Having owned it, now I must move on to the next iteration of the disease- mastery of the turks head knot. I can tie them- and do, don’t get me wrong- but they are still mysterious creatures. And if you flip back to my first or second post after joining this ship you’ll see a photo of a bellrope with an elaborate, doubled 9 bite, 12 lead turks head on the bottom that has me itching to get my hands on a copy of the “Turk’s Head Cookbook.” A damnable and slippery slope.
|This is what I made to tie a 12 bite turks head...|
Day of Arrival - Longbeach
Five 2-hour clock advances every other day has simply worn me out. The days are two hours shorter, which- for me on the midwatch- means that each of my two sleeps per day is 40 minutes shorter but my work day is the same. So I go to bed and can’t immediately sleep. By every 4th rest period I am unable to sleep at all, so I end up sleep deprived for the long part of every second day. Then I crash. And repeat.

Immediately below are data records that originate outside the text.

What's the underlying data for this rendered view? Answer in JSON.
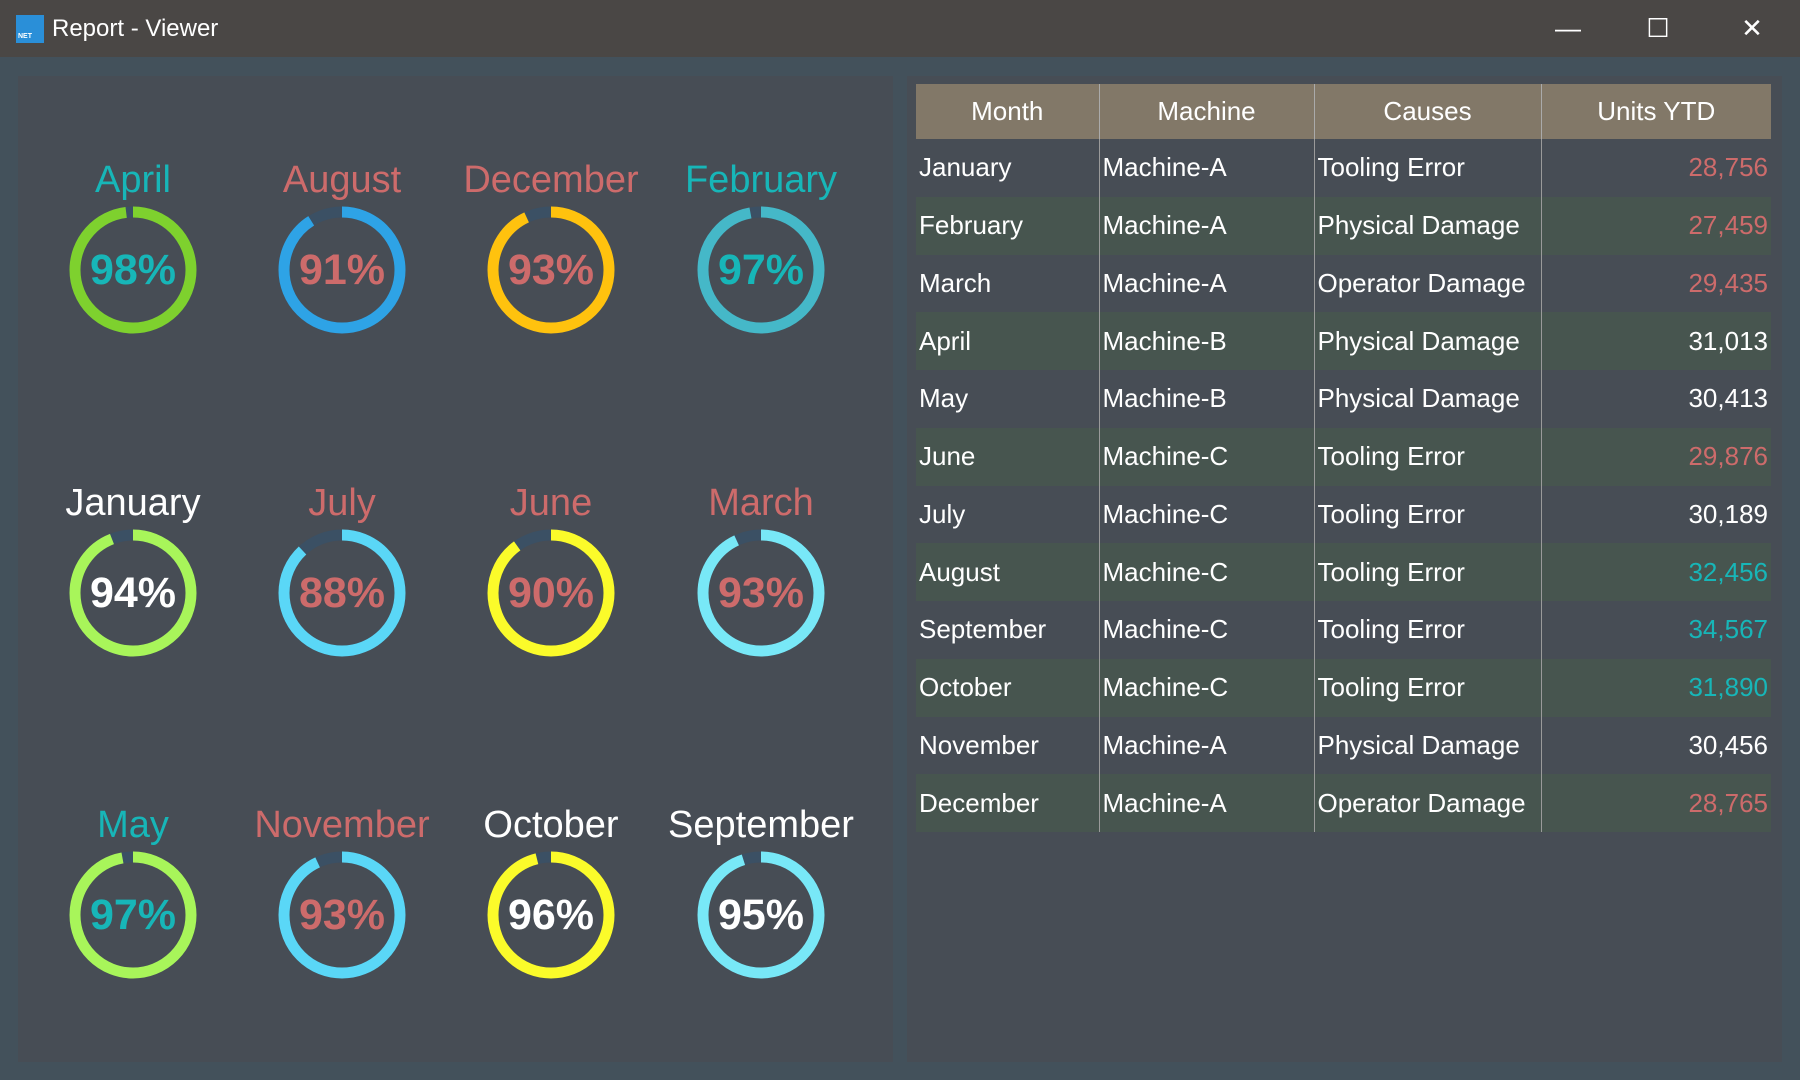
{
  "window": {
    "title": "Report - Viewer",
    "logo_text": "NET",
    "minimize": "—",
    "maximize": "☐",
    "close": "✕"
  },
  "colors": {
    "teal": "#17b6b8",
    "red": "#cd6b6b",
    "white": "#ffffff",
    "track": "#3b5064"
  },
  "gauges": [
    {
      "month": "April",
      "value": 98,
      "label": "98%",
      "color": "#7ed12e",
      "text": "teal"
    },
    {
      "month": "August",
      "value": 91,
      "label": "91%",
      "color": "#2ea3e6",
      "text": "red"
    },
    {
      "month": "December",
      "value": 93,
      "label": "93%",
      "color": "#ffc20e",
      "text": "red"
    },
    {
      "month": "February",
      "value": 97,
      "label": "97%",
      "color": "#45b8c8",
      "text": "teal"
    },
    {
      "month": "January",
      "value": 94,
      "label": "94%",
      "color": "#a8f55a",
      "text": "white"
    },
    {
      "month": "July",
      "value": 88,
      "label": "88%",
      "color": "#5ad7f7",
      "text": "red"
    },
    {
      "month": "June",
      "value": 90,
      "label": "90%",
      "color": "#fbfb2a",
      "text": "red"
    },
    {
      "month": "March",
      "value": 93,
      "label": "93%",
      "color": "#78e8f7",
      "text": "red"
    },
    {
      "month": "May",
      "value": 97,
      "label": "97%",
      "color": "#a8f55a",
      "text": "teal"
    },
    {
      "month": "November",
      "value": 93,
      "label": "93%",
      "color": "#5ad7f7",
      "text": "red"
    },
    {
      "month": "October",
      "value": 96,
      "label": "96%",
      "color": "#fbfb2a",
      "text": "white"
    },
    {
      "month": "September",
      "value": 95,
      "label": "95%",
      "color": "#78e8f7",
      "text": "white"
    }
  ],
  "table": {
    "headers": [
      "Month",
      "Machine",
      "Causes",
      "Units YTD"
    ],
    "rows": [
      {
        "month": "January",
        "machine": "Machine-A",
        "cause": "Tooling Error",
        "units": "28,756",
        "tone": "red"
      },
      {
        "month": "February",
        "machine": "Machine-A",
        "cause": "Physical Damage",
        "units": "27,459",
        "tone": "red"
      },
      {
        "month": "March",
        "machine": "Machine-A",
        "cause": "Operator Damage",
        "units": "29,435",
        "tone": "red"
      },
      {
        "month": "April",
        "machine": "Machine-B",
        "cause": "Physical Damage",
        "units": "31,013",
        "tone": "white"
      },
      {
        "month": "May",
        "machine": "Machine-B",
        "cause": "Physical Damage",
        "units": "30,413",
        "tone": "white"
      },
      {
        "month": "June",
        "machine": "Machine-C",
        "cause": "Tooling Error",
        "units": "29,876",
        "tone": "red"
      },
      {
        "month": "July",
        "machine": "Machine-C",
        "cause": "Tooling Error",
        "units": "30,189",
        "tone": "white"
      },
      {
        "month": "August",
        "machine": "Machine-C",
        "cause": "Tooling Error",
        "units": "32,456",
        "tone": "teal"
      },
      {
        "month": "September",
        "machine": "Machine-C",
        "cause": "Tooling Error",
        "units": "34,567",
        "tone": "teal"
      },
      {
        "month": "October",
        "machine": "Machine-C",
        "cause": "Tooling Error",
        "units": "31,890",
        "tone": "teal"
      },
      {
        "month": "November",
        "machine": "Machine-A",
        "cause": "Physical Damage",
        "units": "30,456",
        "tone": "white"
      },
      {
        "month": "December",
        "machine": "Machine-A",
        "cause": "Operator Damage",
        "units": "28,765",
        "tone": "red"
      }
    ]
  }
}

Today saw a grey whale and some bottlenose dolphin, numerous sailboats enroute to and from Catalina, and the first sunlight since Xiamen, China.
But it is the morning of our arrival and I am gearing up to rent a car for my exciting trip to Costco and Whole Foods, either tonight or tomorrow night. And my blue-tooth is ready to get my talk-on with Laura, who last heard from me, intermittently, from China- the time-delayed, exhausted, and irritated me of three ports in four days, that is. The me that should avoid the phone, at all costs, but can't because it's the last opportunity connect.
When we hit port (when the ship doesn't arrive and depart on the same day) we watchstanders revert to daymen, meaning we work 0800 until 1500, all other time worked becomes OT, or we can go ashore. Unfortunately, while I have a civilized schedule in Long Beach, cargo operations will be going on. Cranes will be running, picking up boxes and either depositing them with a crash onto awaiting trucks, or- once discharge is complete- depositing them on the ship with a resounding boom that travels through the steel of the ship and directly into my dental work. Meaning sleep will be elusive (refer to the last 3 seconds of the following video).
Phone calls, interwebs, resupplying my private foods and coffees, kombucha, and interrupted sleeps- here I come! And Oh Yeah- I called a meeting, as delegate, and forced the election of a new delegate... I am free from THAT tedium this trip!
Posted by A Merchant Mariner at 8:56 PM